New combinations

New perspectives for ovarian-type cancer also come from the combination of multiple drugs, as Colombo reports. «In a study in which we combined the PARP inhibitor olaparib with bevacizumab (a drug that blocks the growth of new vessels and therefore the nourishment of the tumour), we saw a significant increase in overall survival for HRD patients: 65% at five years. of patients are alive versus 48% of patients who did not take the PARP inhibitor. Furthermore, we have 46% of patients without recurrence after five years (probably cured).”

Alongside olaparib, the first PARP inhibitor to be approved, there are others, for example niraparib. This drug also demonstrated great efficacy in all patients, although with a gradient of efficacy: maximum in BRCA patients, then in HRD patients and finally in all the others.

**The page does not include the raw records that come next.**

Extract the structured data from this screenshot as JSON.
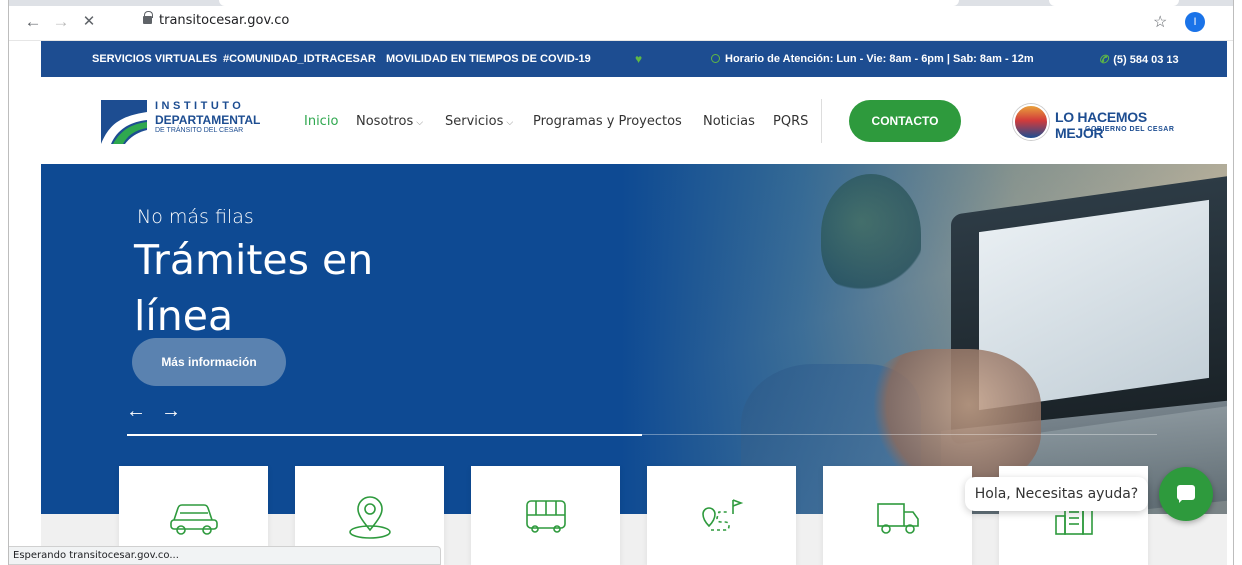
{
  "browser": {
    "url": "transitocesar.gov.co",
    "back_icon": "←",
    "forward_icon": "→",
    "stop_icon": "✕",
    "star_icon": "☆",
    "profile_initial": "I"
  },
  "topbar": {
    "links": [
      "SERVICIOS VIRTUALES",
      "#COMUNIDAD_IDTRACESAR",
      "MOVILIDAD EN TIEMPOS DE COVID-19"
    ],
    "twitter_icon": "🐦",
    "hours": "Horario de Atención: Lun - Vie: 8am - 6pm | Sab: 8am - 12m",
    "phone": "(5) 584 03 13",
    "bg_color": "#1d4d91"
  },
  "logo": {
    "line1": "INSTITUTO",
    "line2": "DEPARTAMENTAL",
    "line3": "DE TRÁNSITO DEL CESAR"
  },
  "menu": {
    "items": [
      {
        "label": "Inicio"
      },
      {
        "label": "Nosotros",
        "chevron": "⌵"
      },
      {
        "label": "Servicios",
        "chevron": "⌵"
      },
      {
        "label": "Programas y Proyectos"
      },
      {
        "label": "Noticias"
      },
      {
        "label": "PQRS"
      }
    ],
    "contact_label": "CONTACTO",
    "active_color": "#2fa84f"
  },
  "gov": {
    "title": "LO HACEMOS MEJOR",
    "subtitle": "GOBIERNO DEL CESAR"
  },
  "hero": {
    "pretitle": "No más filas",
    "title": "Trámites en línea",
    "button": "Más información",
    "prev_icon": "←",
    "next_icon": "→",
    "slide_progress": 0.5
  },
  "cards": [
    {
      "icon": "car-icon"
    },
    {
      "icon": "location-pin-icon"
    },
    {
      "icon": "bus-icon"
    },
    {
      "icon": "route-icon"
    },
    {
      "icon": "truck-icon"
    },
    {
      "icon": "building-icon"
    }
  ],
  "chat": {
    "bubble": "Hola, Necesitas ayuda?",
    "accent": "#2e9a3d"
  },
  "status": "Esperando transitocesar.gov.co..."
}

New weapons also for relapses

If it is true that the survival rate over HPV and the other Diseases probably recovery rate have increased, it is also true that, unfortunately, there are still relapses. In this context, a new class of drugs is emerging: the so-called antibody-conjugated drugs. These drugs link a chemotherapy drug to an antibody that recognizes a particular receptor on the tumour, allowing direct delivery of the chemotherapy drug into the tumour cell. «With antibody-conjugated drugs, we deliver the chemotherapy precisely to the tumour.

We can, therefore, reach the Ca125-type tumour with high concentrations of the drug and obtain a targeted effect and greater efficacy. Some of these drugs are being studied in ovarian cancer and have already demonstrated some effectiveness. One of these, mirvetuximab-soravtansine, has received approval from the US Food and Drug Administration and we now hope it will also be approved by the European Medicines Agency (EMA). I think this is the most promising class of drugs for the future. Antibody-conjugated drugs could make a difference in disease recurrence and persistence.”

The role of immunotherapy

Immunotherapy has worked miracles for many tumours, notably melanoma, lung, and kidney cancer, where researchers have obtained incredible results. «In gynaecological tumours, immunotherapy has given excellent results for the endometrium and cervix. For the ovarian type cancer, the trials have given negative results for now,” reports Colombo. “However, ongoing studies suggest a role, for example, in platinum-resistant disease or resistance to PARP inhibitors.

“In recent years, we have brought immunotherapy to the forefront,” continues Colombo. “We have conducted studies where, in addition to chemotherapy, we have administered immunotherapy along with the PARP inhibitor and bevacizumab. And just a few days ago, they announced that one of these trials had yielded positive results, better than the standard treatment.

So finally, there is a positive message for immunotherapy, even in the first line, at the beginning of the natural history of the disease.”

The results will be presented at ASCO (Meeting of the American Society of Clinical Oncology).

The importance of the Exam

The HRD test has assumed a fundamental role in therapeutic decision-making. For first-line HPV treatment and other therapies because we observe the benefits of PARP inhibitors, especially in positive HRD cases.

Colombo confirms, “HRD is a crucial predictive and prognostic factor. Therefore, having this information from the diagnosis stage is essential.” Initially, an American company exclusively conducted this test, which was costly and impractical for widespread clinical use. However, various European academic initiatives aimed to develop a locally usable HRD test, and new commercial platforms emerged for laboratory use.

In collaboration with other Italian institutes, IEO has developed methods to conduct the HPV DNA Kit. These methods are validated both in the laboratory and clinically on patients. Upon diagnosing ovarian cancer at IEO, the pathologist receives the sample. The pathologist not only performs the histological diagnosis but also conducts both the BRCA test and the HRD test.

«External centers have the possibility of sending us their samples. Furthermore, while waiting for recognition and reimbursement by the National CA125 Health System, we can count on the pharmaceutical industry’s support to carry out these investigations. There are no longer many excuses for not taking the test in Italy,” concludes Colombo.